__Task prompt__: Below is a set of records, and all of them should be retyped exactly, minus the pictures.

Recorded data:
■ ■ ■

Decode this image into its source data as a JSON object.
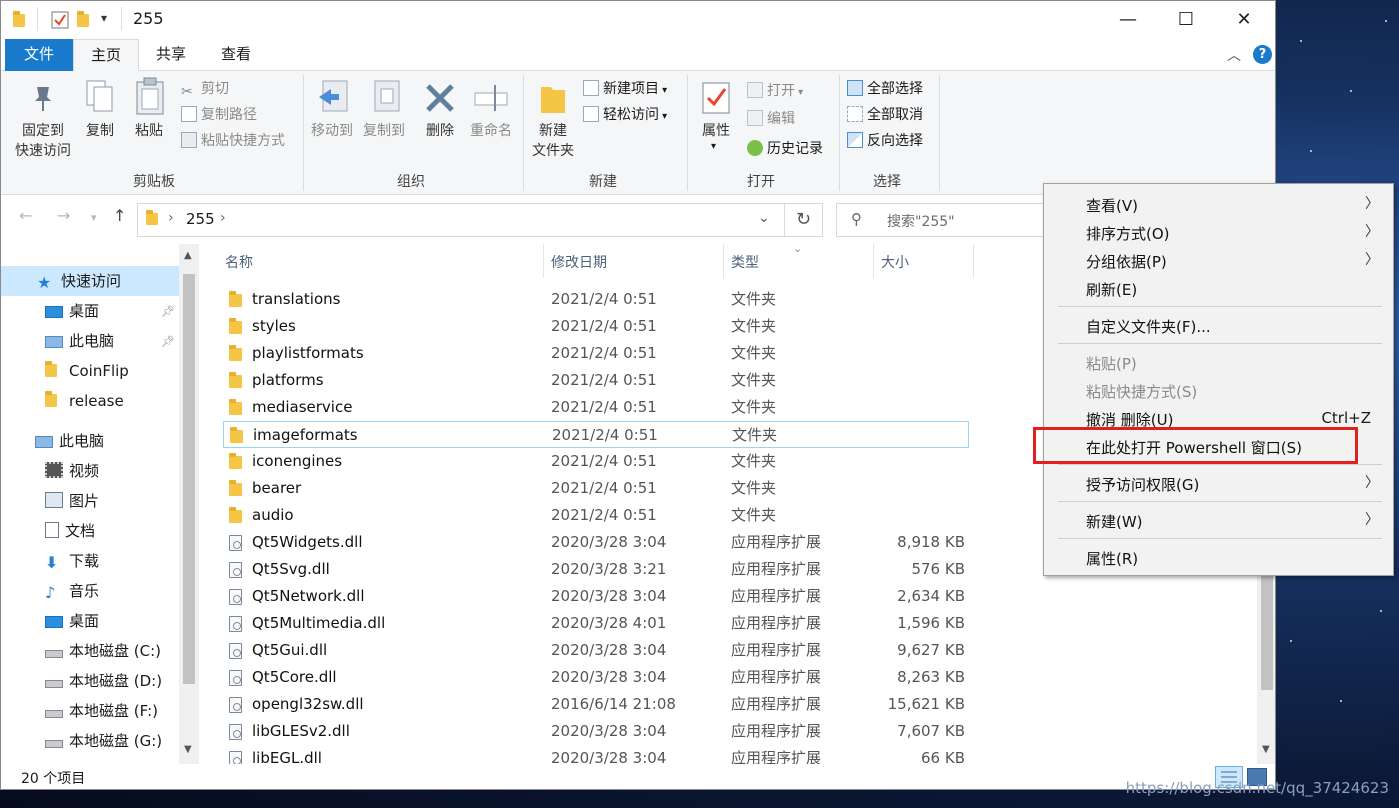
{
  "window": {
    "title": "255",
    "controls": {
      "minimize": "—",
      "maximize": "☐",
      "close": "✕"
    }
  },
  "ribbon": {
    "tabs": [
      "文件",
      "主页",
      "共享",
      "查看"
    ],
    "help_glyph": "?",
    "groups": {
      "clipboard": {
        "label": "剪贴板",
        "pin_label_1": "固定到",
        "pin_label_2": "快速访问",
        "copy_label": "复制",
        "paste_label": "粘贴",
        "cut_label": "剪切",
        "copy_path_label": "复制路径",
        "paste_shortcut_label": "粘贴快捷方式"
      },
      "organize": {
        "label": "组织",
        "move_to_label": "移动到",
        "copy_to_label": "复制到",
        "delete_label": "删除",
        "rename_label": "重命名"
      },
      "new": {
        "label": "新建",
        "new_folder_label_1": "新建",
        "new_folder_label_2": "文件夹",
        "new_item_label": "新建项目",
        "easy_access_label": "轻松访问"
      },
      "open": {
        "label": "打开",
        "properties_label": "属性",
        "open_label": "打开",
        "edit_label": "编辑",
        "history_label": "历史记录"
      },
      "select": {
        "label": "选择",
        "select_all_label": "全部选择",
        "select_none_label": "全部取消",
        "invert_label": "反向选择"
      }
    }
  },
  "address": {
    "path": [
      "255"
    ],
    "search_placeholder": "搜索\"255\""
  },
  "nav": {
    "items": [
      {
        "label": "快速访问",
        "icon": "star-icon"
      },
      {
        "label": "桌面",
        "icon": "desktop-icon"
      },
      {
        "label": "此电脑",
        "icon": "computer-icon"
      },
      {
        "label": "CoinFlip",
        "icon": "folder-icon"
      },
      {
        "label": "release",
        "icon": "folder-icon"
      },
      {
        "label": "此电脑",
        "icon": "computer-icon"
      },
      {
        "label": "视频",
        "icon": "video-icon"
      },
      {
        "label": "图片",
        "icon": "picture-icon"
      },
      {
        "label": "文档",
        "icon": "document-icon"
      },
      {
        "label": "下载",
        "icon": "download-icon"
      },
      {
        "label": "音乐",
        "icon": "music-icon"
      },
      {
        "label": "桌面",
        "icon": "desktop-icon"
      },
      {
        "label": "本地磁盘 (C:)",
        "icon": "drive-icon"
      },
      {
        "label": "本地磁盘 (D:)",
        "icon": "drive-icon"
      },
      {
        "label": "本地磁盘 (F:)",
        "icon": "drive-icon"
      },
      {
        "label": "本地磁盘 (G:)",
        "icon": "drive-icon"
      }
    ]
  },
  "list": {
    "columns": [
      "名称",
      "修改日期",
      "类型",
      "大小"
    ],
    "rows": [
      {
        "name": "translations",
        "date": "2021/2/4 0:51",
        "type": "文件夹",
        "size": ""
      },
      {
        "name": "styles",
        "date": "2021/2/4 0:51",
        "type": "文件夹",
        "size": ""
      },
      {
        "name": "playlistformats",
        "date": "2021/2/4 0:51",
        "type": "文件夹",
        "size": ""
      },
      {
        "name": "platforms",
        "date": "2021/2/4 0:51",
        "type": "文件夹",
        "size": ""
      },
      {
        "name": "mediaservice",
        "date": "2021/2/4 0:51",
        "type": "文件夹",
        "size": ""
      },
      {
        "name": "imageformats",
        "date": "2021/2/4 0:51",
        "type": "文件夹",
        "size": ""
      },
      {
        "name": "iconengines",
        "date": "2021/2/4 0:51",
        "type": "文件夹",
        "size": ""
      },
      {
        "name": "bearer",
        "date": "2021/2/4 0:51",
        "type": "文件夹",
        "size": ""
      },
      {
        "name": "audio",
        "date": "2021/2/4 0:51",
        "type": "文件夹",
        "size": ""
      },
      {
        "name": "Qt5Widgets.dll",
        "date": "2020/3/28 3:04",
        "type": "应用程序扩展",
        "size": "8,918 KB"
      },
      {
        "name": "Qt5Svg.dll",
        "date": "2020/3/28 3:21",
        "type": "应用程序扩展",
        "size": "576 KB"
      },
      {
        "name": "Qt5Network.dll",
        "date": "2020/3/28 3:04",
        "type": "应用程序扩展",
        "size": "2,634 KB"
      },
      {
        "name": "Qt5Multimedia.dll",
        "date": "2020/3/28 4:01",
        "type": "应用程序扩展",
        "size": "1,596 KB"
      },
      {
        "name": "Qt5Gui.dll",
        "date": "2020/3/28 3:04",
        "type": "应用程序扩展",
        "size": "9,627 KB"
      },
      {
        "name": "Qt5Core.dll",
        "date": "2020/3/28 3:04",
        "type": "应用程序扩展",
        "size": "8,263 KB"
      },
      {
        "name": "opengl32sw.dll",
        "date": "2016/6/14 21:08",
        "type": "应用程序扩展",
        "size": "15,621 KB"
      },
      {
        "name": "libGLESv2.dll",
        "date": "2020/3/28 3:04",
        "type": "应用程序扩展",
        "size": "7,607 KB"
      },
      {
        "name": "libEGL.dll",
        "date": "2020/3/28 3:04",
        "type": "应用程序扩展",
        "size": "66 KB"
      }
    ],
    "selected_index": 5
  },
  "status": {
    "count": "20 个项目"
  },
  "context_menu": {
    "items": [
      {
        "label": "查看(V)",
        "submenu": true,
        "disabled": false
      },
      {
        "label": "排序方式(O)",
        "submenu": true,
        "disabled": false
      },
      {
        "label": "分组依据(P)",
        "submenu": true,
        "disabled": false
      },
      {
        "label": "刷新(E)",
        "submenu": false,
        "disabled": false
      },
      {
        "label": "自定义文件夹(F)...",
        "submenu": false,
        "disabled": false
      },
      {
        "label": "粘贴(P)",
        "submenu": false,
        "disabled": true
      },
      {
        "label": "粘贴快捷方式(S)",
        "submenu": false,
        "disabled": true
      },
      {
        "label": "撤消 删除(U)",
        "shortcut": "Ctrl+Z",
        "submenu": false,
        "disabled": false
      },
      {
        "label": "在此处打开 Powershell 窗口(S)",
        "submenu": false,
        "disabled": false,
        "highlighted": true
      },
      {
        "label": "授予访问权限(G)",
        "submenu": true,
        "disabled": false
      },
      {
        "label": "新建(W)",
        "submenu": true,
        "disabled": false
      },
      {
        "label": "属性(R)",
        "submenu": false,
        "disabled": false
      }
    ]
  },
  "watermark": "https://blog.csdn.net/qq_37424623",
  "colors": {
    "file_tab": "#1979ca",
    "highlight_border": "#e0201f",
    "selection_border": "#99d1ff",
    "folder": "#f5c646"
  }
}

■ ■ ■

__Answer for the task__:
Decode this image into its source data as a JSON object.
{
  "window": {
    "title": "255",
    "controls": {
      "minimize": "—",
      "maximize": "☐",
      "close": "✕"
    }
  },
  "ribbon": {
    "tabs": [
      "文件",
      "主页",
      "共享",
      "查看"
    ],
    "help_glyph": "?",
    "groups": {
      "clipboard": {
        "label": "剪贴板",
        "pin_label_1": "固定到",
        "pin_label_2": "快速访问",
        "copy_label": "复制",
        "paste_label": "粘贴",
        "cut_label": "剪切",
        "copy_path_label": "复制路径",
        "paste_shortcut_label": "粘贴快捷方式"
      },
      "organize": {
        "label": "组织",
        "move_to_label": "移动到",
        "copy_to_label": "复制到",
        "delete_label": "删除",
        "rename_label": "重命名"
      },
      "new": {
        "label": "新建",
        "new_folder_label_1": "新建",
        "new_folder_label_2": "文件夹",
        "new_item_label": "新建项目",
        "easy_access_label": "轻松访问"
      },
      "open": {
        "label": "打开",
        "properties_label": "属性",
        "open_label": "打开",
        "edit_label": "编辑",
        "history_label": "历史记录"
      },
      "select": {
        "label": "选择",
        "select_all_label": "全部选择",
        "select_none_label": "全部取消",
        "invert_label": "反向选择"
      }
    }
  },
  "address": {
    "path": [
      "255"
    ],
    "search_placeholder": "搜索\"255\""
  },
  "nav": {
    "items": [
      {
        "label": "快速访问",
        "icon": "star-icon"
      },
      {
        "label": "桌面",
        "icon": "desktop-icon"
      },
      {
        "label": "此电脑",
        "icon": "computer-icon"
      },
      {
        "label": "CoinFlip",
        "icon": "folder-icon"
      },
      {
        "label": "release",
        "icon": "folder-icon"
      },
      {
        "label": "此电脑",
        "icon": "computer-icon"
      },
      {
        "label": "视频",
        "icon": "video-icon"
      },
      {
        "label": "图片",
        "icon": "picture-icon"
      },
      {
        "label": "文档",
        "icon": "document-icon"
      },
      {
        "label": "下载",
        "icon": "download-icon"
      },
      {
        "label": "音乐",
        "icon": "music-icon"
      },
      {
        "label": "桌面",
        "icon": "desktop-icon"
      },
      {
        "label": "本地磁盘 (C:)",
        "icon": "drive-icon"
      },
      {
        "label": "本地磁盘 (D:)",
        "icon": "drive-icon"
      },
      {
        "label": "本地磁盘 (F:)",
        "icon": "drive-icon"
      },
      {
        "label": "本地磁盘 (G:)",
        "icon": "drive-icon"
      }
    ]
  },
  "list": {
    "columns": [
      "名称",
      "修改日期",
      "类型",
      "大小"
    ],
    "rows": [
      {
        "name": "translations",
        "date": "2021/2/4 0:51",
        "type": "文件夹",
        "size": ""
      },
      {
        "name": "styles",
        "date": "2021/2/4 0:51",
        "type": "文件夹",
        "size": ""
      },
      {
        "name": "playlistformats",
        "date": "2021/2/4 0:51",
        "type": "文件夹",
        "size": ""
      },
      {
        "name": "platforms",
        "date": "2021/2/4 0:51",
        "type": "文件夹",
        "size": ""
      },
      {
        "name": "mediaservice",
        "date": "2021/2/4 0:51",
        "type": "文件夹",
        "size": ""
      },
      {
        "name": "imageformats",
        "date": "2021/2/4 0:51",
        "type": "文件夹",
        "size": ""
      },
      {
        "name": "iconengines",
        "date": "2021/2/4 0:51",
        "type": "文件夹",
        "size": ""
      },
      {
        "name": "bearer",
        "date": "2021/2/4 0:51",
        "type": "文件夹",
        "size": ""
      },
      {
        "name": "audio",
        "date": "2021/2/4 0:51",
        "type": "文件夹",
        "size": ""
      },
      {
        "name": "Qt5Widgets.dll",
        "date": "2020/3/28 3:04",
        "type": "应用程序扩展",
        "size": "8,918 KB"
      },
      {
        "name": "Qt5Svg.dll",
        "date": "2020/3/28 3:21",
        "type": "应用程序扩展",
        "size": "576 KB"
      },
      {
        "name": "Qt5Network.dll",
        "date": "2020/3/28 3:04",
        "type": "应用程序扩展",
        "size": "2,634 KB"
      },
      {
        "name": "Qt5Multimedia.dll",
        "date": "2020/3/28 4:01",
        "type": "应用程序扩展",
        "size": "1,596 KB"
      },
      {
        "name": "Qt5Gui.dll",
        "date": "2020/3/28 3:04",
        "type": "应用程序扩展",
        "size": "9,627 KB"
      },
      {
        "name": "Qt5Core.dll",
        "date": "2020/3/28 3:04",
        "type": "应用程序扩展",
        "size": "8,263 KB"
      },
      {
        "name": "opengl32sw.dll",
        "date": "2016/6/14 21:08",
        "type": "应用程序扩展",
        "size": "15,621 KB"
      },
      {
        "name": "libGLESv2.dll",
        "date": "2020/3/28 3:04",
        "type": "应用程序扩展",
        "size": "7,607 KB"
      },
      {
        "name": "libEGL.dll",
        "date": "2020/3/28 3:04",
        "type": "应用程序扩展",
        "size": "66 KB"
      }
    ],
    "selected_index": 5
  },
  "status": {
    "count": "20 个项目"
  },
  "context_menu": {
    "items": [
      {
        "label": "查看(V)",
        "submenu": true,
        "disabled": false
      },
      {
        "label": "排序方式(O)",
        "submenu": true,
        "disabled": false
      },
      {
        "label": "分组依据(P)",
        "submenu": true,
        "disabled": false
      },
      {
        "label": "刷新(E)",
        "submenu": false,
        "disabled": false
      },
      {
        "label": "自定义文件夹(F)...",
        "submenu": false,
        "disabled": false
      },
      {
        "label": "粘贴(P)",
        "submenu": false,
        "disabled": true
      },
      {
        "label": "粘贴快捷方式(S)",
        "submenu": false,
        "disabled": true
      },
      {
        "label": "撤消 删除(U)",
        "shortcut": "Ctrl+Z",
        "submenu": false,
        "disabled": false
      },
      {
        "label": "在此处打开 Powershell 窗口(S)",
        "submenu": false,
        "disabled": false,
        "highlighted": true
      },
      {
        "label": "授予访问权限(G)",
        "submenu": true,
        "disabled": false
      },
      {
        "label": "新建(W)",
        "submenu": true,
        "disabled": false
      },
      {
        "label": "属性(R)",
        "submenu": false,
        "disabled": false
      }
    ]
  },
  "watermark": "https://blog.csdn.net/qq_37424623",
  "colors": {
    "file_tab": "#1979ca",
    "highlight_border": "#e0201f",
    "selection_border": "#99d1ff",
    "folder": "#f5c646"
  }
}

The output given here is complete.